News & Events


Understanding Nutrient Uptake by Dominant Members of the Human Gut Microbiota

Thursday, March 21, 2019 - 18:30 to 19:30
Dr. Amy Glenwright - Strynadka Group
Centre for Blood Research, University of British Columbia
Event Category: 
CBDG - Chemical Biology Discussion Group
Chemistry D215


The human gut contains a dense population of microbes termed the Human Gut Microbiota (HGM) consisting mainly of Bacteroides and Clostridia. Nutrient import by the Bacteroides genus is dictated by the specificity of the transporters and associated enzymes. This process involves a two-component outer membrane complex consisting of a substrate binding protein (SusD-homologue) and a barrel-shaped transport protein (SusC-homologue). These protein classes are widespread in the beneficial Bacteroides species, typically accompanied with degradative enzymes targeting the same substrate, and are thought to be the reason behind the success of these species within the highly complex and competitive HGM. The development of a protocol for native expression and purification of SusCD complexes directly from Bacteroides thetaiotaomicron led to the first atomic resolution x-ray crystal structures of two functionally divergent SusCD complexes.

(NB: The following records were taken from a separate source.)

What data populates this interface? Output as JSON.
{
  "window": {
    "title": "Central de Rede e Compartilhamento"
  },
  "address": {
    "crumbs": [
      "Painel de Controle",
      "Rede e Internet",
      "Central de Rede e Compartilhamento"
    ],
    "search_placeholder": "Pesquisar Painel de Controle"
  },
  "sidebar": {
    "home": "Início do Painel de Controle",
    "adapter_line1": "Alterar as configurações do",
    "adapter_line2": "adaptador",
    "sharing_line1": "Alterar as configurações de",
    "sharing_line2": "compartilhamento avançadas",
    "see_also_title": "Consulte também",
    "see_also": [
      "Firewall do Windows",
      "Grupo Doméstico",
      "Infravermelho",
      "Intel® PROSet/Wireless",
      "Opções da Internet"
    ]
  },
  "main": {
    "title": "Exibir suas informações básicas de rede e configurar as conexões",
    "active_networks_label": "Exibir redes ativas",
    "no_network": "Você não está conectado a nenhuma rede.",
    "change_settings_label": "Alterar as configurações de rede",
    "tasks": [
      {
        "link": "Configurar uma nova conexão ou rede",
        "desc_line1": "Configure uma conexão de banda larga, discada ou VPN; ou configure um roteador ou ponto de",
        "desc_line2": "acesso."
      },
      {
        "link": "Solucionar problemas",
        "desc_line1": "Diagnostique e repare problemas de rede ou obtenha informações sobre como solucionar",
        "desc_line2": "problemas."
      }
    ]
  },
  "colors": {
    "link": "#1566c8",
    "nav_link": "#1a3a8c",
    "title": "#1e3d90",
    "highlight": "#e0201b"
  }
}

Through this work we demonstrated the SusCD proteins function like a pedal bin with the SusD homologue binding protein acting as the lid on the SusC homologue transporter bin, contrary to the previously suggested mechanism. The SusD homologue lid can open which allows for substrate binding and movement into the SusC homologue barrel for transport into the cell. Furthermore, we obtained structural evidence that SusC is heavily involved in mediating interaction with the substrate through a substrate complex. Fundamentally, this data provided a detailed molecular understanding of how Bacteroides import high molecular weight substrates.